“Detlev Schlichter’s book Paper Money Collapse develops a concise, clear, and at the same time deep economic analysis on the current elastic monetary system and why it is incompatible with a free market economy. I strongly recommend this book to anyone interested in financial crises, economic recessions, and the future of capitalism.”
–JESÚS HUERTA DE SOTO, Professor Of Political Economy, King Juan Carlos University (Madrid)
Mankind has used money for more than 2,500 years. For most of history, money was a commodity of limited and practically inelastic supply. Occasionally, over the past 1,000 years, state authorities introduced paper money, the supply of which was elastic and under complete control of the state. Today we live again in a complete paper money system. Since the dollar was taken ‘off gold’ internationally in 1971, the entire world has been – for the first time in human history – on a global standard of irredeemable paper money.
The book demonstrates that paper money systems are not inevitable, not advantageous and not sustainable. Contrary to common belief, a growing economy does not require an expanding supply of money. None of the benefits that elastic paper money is supposed to have, relative to inflexible commodity money, stand up to critical examination. Importantly, systems of elastic money are inherently unstable and must destabilise the economy.
Eminent economists suspected long ago that an expanding money supply had disruptive effects. But only the Austrian School of Economics, in particular Ludwig von Mises, provided, in the first half of the twentieth century, a satisfactory theory of money-induced instability. The book applies these insights to the present institutional setting.
The book also provides a brief historical account of paper money systems that shows that paper money was always introduced by state decree, never by private initiative. All paper money systems in history ended in failure. Either they collapsed in chaos, or a voluntary return to commodity money was accomplished before this happened. Although history supports the case the book makes, the argument rests ultimately on a systematic and conceptual analysis of paper money. This analysis starts with some simple observations that the reader can check for himself or herself, and progresses from there via verbal logic to the conclusions. The argument does not rely on complicated models, economic statistics or econometrics. Readers with no background in economics can follow the argument throughout. Yet, the book still adheres to strict scientific standards and does neither trivialise the subject nor unnecessarily sensationalise it.
The book also reveals the fallacies behind the current mainstream consensus in favour of paper money. It shows why many in financial markets, in media and in the policy establishment are unable (and often unwilling) to fully appreciate the underlying problems with elastic money.

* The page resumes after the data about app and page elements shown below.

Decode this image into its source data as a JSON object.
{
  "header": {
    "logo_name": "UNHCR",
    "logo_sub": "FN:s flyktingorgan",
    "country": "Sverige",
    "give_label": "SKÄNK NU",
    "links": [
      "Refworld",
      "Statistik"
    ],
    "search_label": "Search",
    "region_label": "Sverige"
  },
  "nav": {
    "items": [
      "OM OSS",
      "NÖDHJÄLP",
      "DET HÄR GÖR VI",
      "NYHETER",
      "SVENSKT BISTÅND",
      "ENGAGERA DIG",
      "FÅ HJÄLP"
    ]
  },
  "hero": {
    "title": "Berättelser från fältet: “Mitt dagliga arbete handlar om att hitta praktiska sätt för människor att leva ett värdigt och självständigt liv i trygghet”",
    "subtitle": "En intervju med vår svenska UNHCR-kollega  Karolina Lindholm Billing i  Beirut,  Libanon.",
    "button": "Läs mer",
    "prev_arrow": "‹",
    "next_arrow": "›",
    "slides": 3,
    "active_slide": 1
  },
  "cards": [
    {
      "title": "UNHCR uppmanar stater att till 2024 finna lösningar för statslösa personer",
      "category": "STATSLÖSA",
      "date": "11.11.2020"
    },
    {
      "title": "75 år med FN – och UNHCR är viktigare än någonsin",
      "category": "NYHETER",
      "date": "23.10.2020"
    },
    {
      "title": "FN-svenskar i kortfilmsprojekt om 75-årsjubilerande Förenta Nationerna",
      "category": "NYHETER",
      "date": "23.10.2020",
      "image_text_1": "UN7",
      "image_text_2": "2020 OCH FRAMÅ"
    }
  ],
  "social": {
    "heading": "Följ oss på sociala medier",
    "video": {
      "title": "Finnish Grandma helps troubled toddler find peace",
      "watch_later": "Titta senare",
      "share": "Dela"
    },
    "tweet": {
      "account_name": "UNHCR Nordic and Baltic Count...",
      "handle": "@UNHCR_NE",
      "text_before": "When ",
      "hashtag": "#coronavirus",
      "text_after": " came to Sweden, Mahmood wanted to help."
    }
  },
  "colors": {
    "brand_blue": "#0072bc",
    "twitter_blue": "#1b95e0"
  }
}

What is the endgame? Either the authorities abandon further money printing and allow the undoubtedly painful liquidation of misallocations of capital, or they print ever more money in an attempt to postpone the correction, and, in the process, accumulate ever more debt. In the latter scenario, the public will ultimately lose faith in the system. Paper money systems are confidence games. When the public realizes that the printing press is increasingly used to keep states and banks solvent, this confidence will evaporate quickly. The endgame will then be sovereign default, hyperinflation and economic chaos.